Better muscle strength encourages better cognitive abilities for people 50 and older, a study from the University of Eastern Finland found.
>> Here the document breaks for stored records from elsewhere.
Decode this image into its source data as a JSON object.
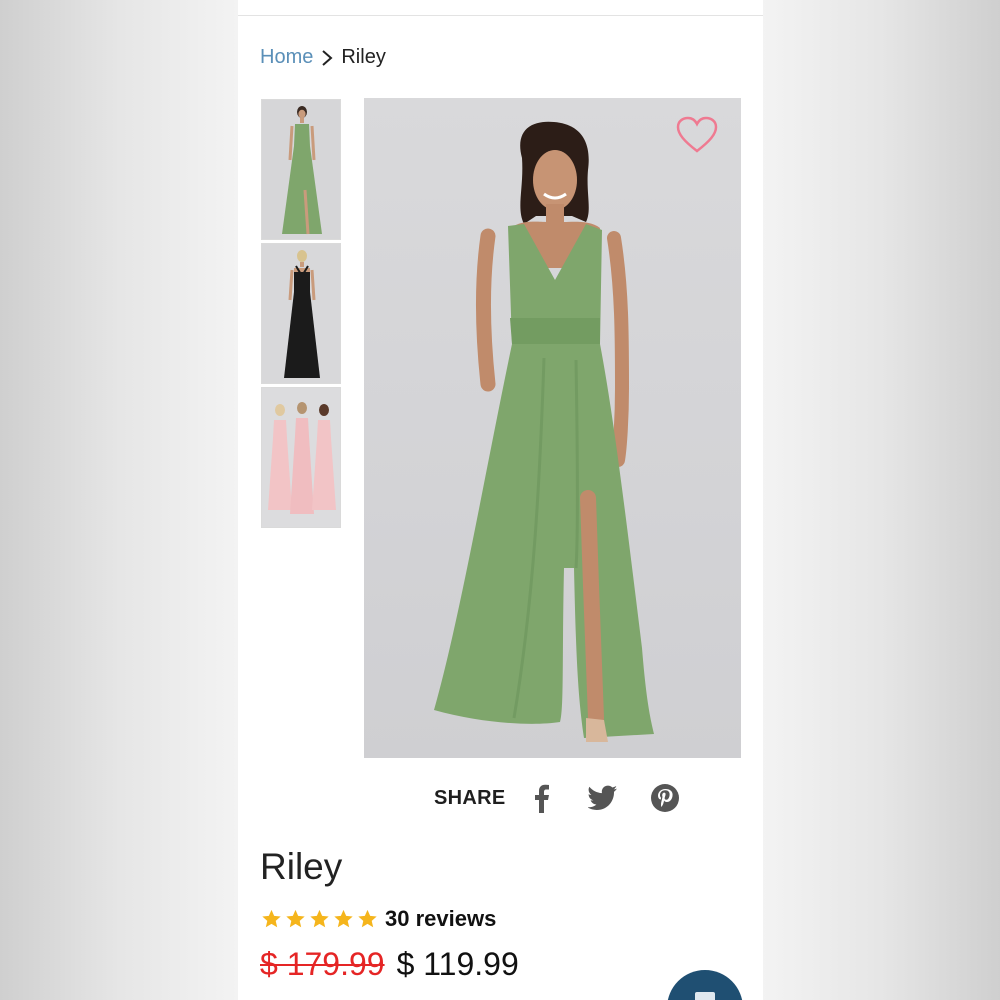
{
  "breadcrumb": {
    "home": "Home",
    "current": "Riley"
  },
  "product": {
    "name": "Riley",
    "rating_stars": 5,
    "reviews": "30 reviews",
    "price_original": "$ 179.99",
    "price_sale": "$ 119.99"
  },
  "share": {
    "label": "SHARE",
    "icons": [
      "facebook-icon",
      "twitter-icon",
      "pinterest-icon"
    ]
  },
  "thumbnails": [
    {
      "name": "thumbnail-green-front"
    },
    {
      "name": "thumbnail-black-back"
    },
    {
      "name": "thumbnail-pink-group"
    }
  ],
  "colors": {
    "link": "#5a8fb8",
    "dress_green": "#7fa66c",
    "wishlist_heart": "#ef7a91",
    "star": "#f5b51c",
    "sale_price": "#e52525",
    "chat_button": "#1f4f72"
  }
}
The findings confirm earlier studies that have found a correlation between hand grip strength and better brain function, but this study was expanded to include muscle strengthening throughout the entire body.

This psychomotor connection to the speed of the brain’s processing of information is seen as part of an overall healthy body function. “If I have higher muscle strength, I have higher cognitive function,” said Dr. Todd Manini, an associate professor at the University of Florida’s Institute on Aging.

Developing higher muscle strength “is progressive,” he said. “You have to challenge yourself a little bit [and] make your muscles adapt.”

When we do strengthening exercises such as pushups, lift weights or do leg squats with weights, the body produces a neurotrophin “that promotes brain health,” said Dr. Ross Andel, a professor at the School of Aging Studies at the University of South Florida.

While such exercises as walking, jogging and swimming are good, strength training brings greater potential benefits, he said.

Age-related muscle loss typically begins at 30, Andel said, and the loss continues at about 1 percent a year. Therefore, by 80, if a person hasn’t done much in the way of strength training, the muscle loss could be 50 percent.

But even such dramatic muscle loss is reversible. “It doesn’t matter at what age people start,” he said. “Returns may diminish somewhat, but … the payoff is great at any age.”

Andel recommends a person start “very moderately,” using smaller weights and building up. If you can’t do 15 repetitions with a certain weight, then step down to a lower weight, he suggested.

“Go easy and listen to your body,” he said. “We all develop a little bit of soreness” when we exercise, he added. “Strength training is breaking down muscle cells and then rebuilding. It’s a process.”

Manini agrees with the slow-and-safe approach to muscle-strengthening exercises, especially for older people.

“Like anything else you do for the first time … it’s important they do these in a safe environment. Hold on to something for balance,” he suggested. A side rail. A couch. Just in case.

A chat with your doctor before beginning an exercise program is always a good idea, Manini added. “Exercise is generally safe,” he said. “People can be as active as they physically can.”

Obviously, diseases such as arthritis can hinder an exercise program. “The idea is to be as active as their health will allow,” he said.